**Collection entries**:
══════════

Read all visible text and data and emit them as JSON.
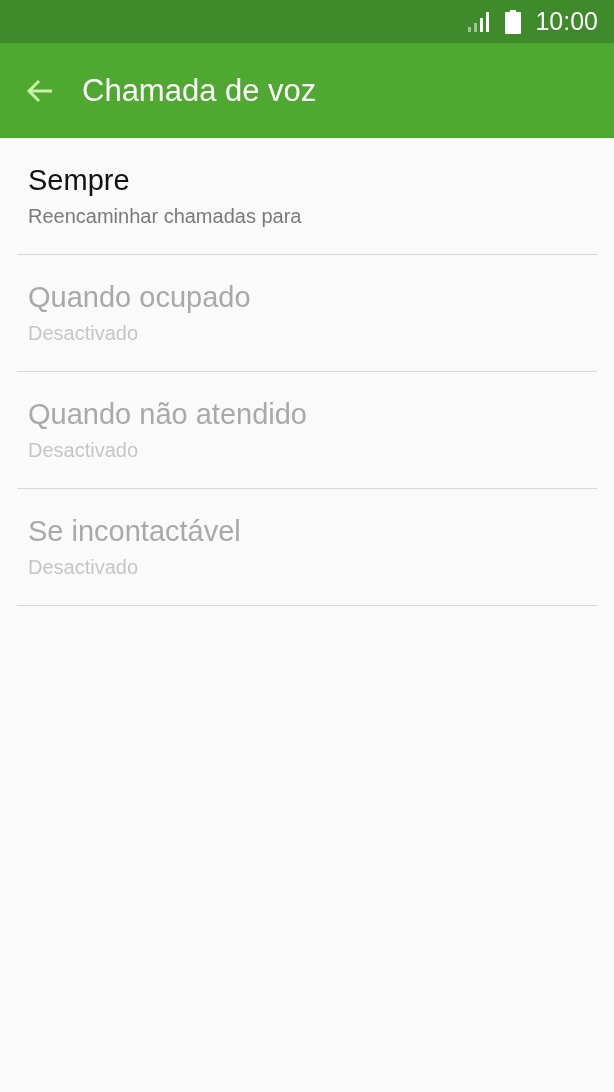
{
  "status_bar": {
    "time": "10:00"
  },
  "app_bar": {
    "title": "Chamada de voz"
  },
  "items": [
    {
      "title": "Sempre",
      "subtitle": "Reencaminhar chamadas para",
      "disabled": false
    },
    {
      "title": "Quando ocupado",
      "subtitle": "Desactivado",
      "disabled": true
    },
    {
      "title": "Quando não atendido",
      "subtitle": "Desactivado",
      "disabled": true
    },
    {
      "title": "Se incontactável",
      "subtitle": "Desactivado",
      "disabled": true
    }
  ]
}
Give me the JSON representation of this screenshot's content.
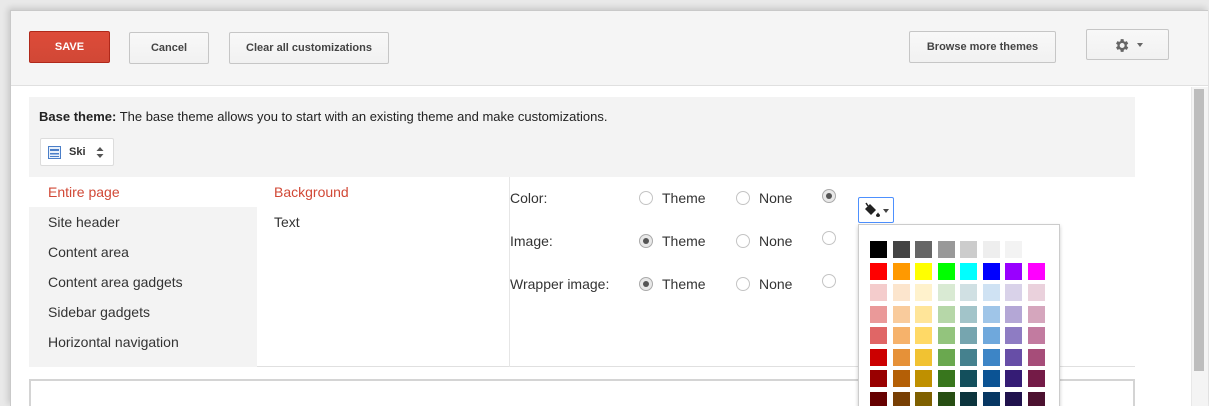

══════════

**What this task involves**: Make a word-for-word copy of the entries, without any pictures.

**Solution**:
Read all visible text and data and emit them as JSON.
{
  "status_bar": {
    "time": "10:00"
  },
  "app_bar": {
    "title": "Chamada de voz"
  },
  "items": [
    {
      "title": "Sempre",
      "subtitle": "Reencaminhar chamadas para",
      "disabled": false
    },
    {
      "title": "Quando ocupado",
      "subtitle": "Desactivado",
      "disabled": true
    },
    {
      "title": "Quando não atendido",
      "subtitle": "Desactivado",
      "disabled": true
    },
    {
      "title": "Se incontactável",
      "subtitle": "Desactivado",
      "disabled": true
    }
  ]
}
Give me the JSON representation of this screenshot's content.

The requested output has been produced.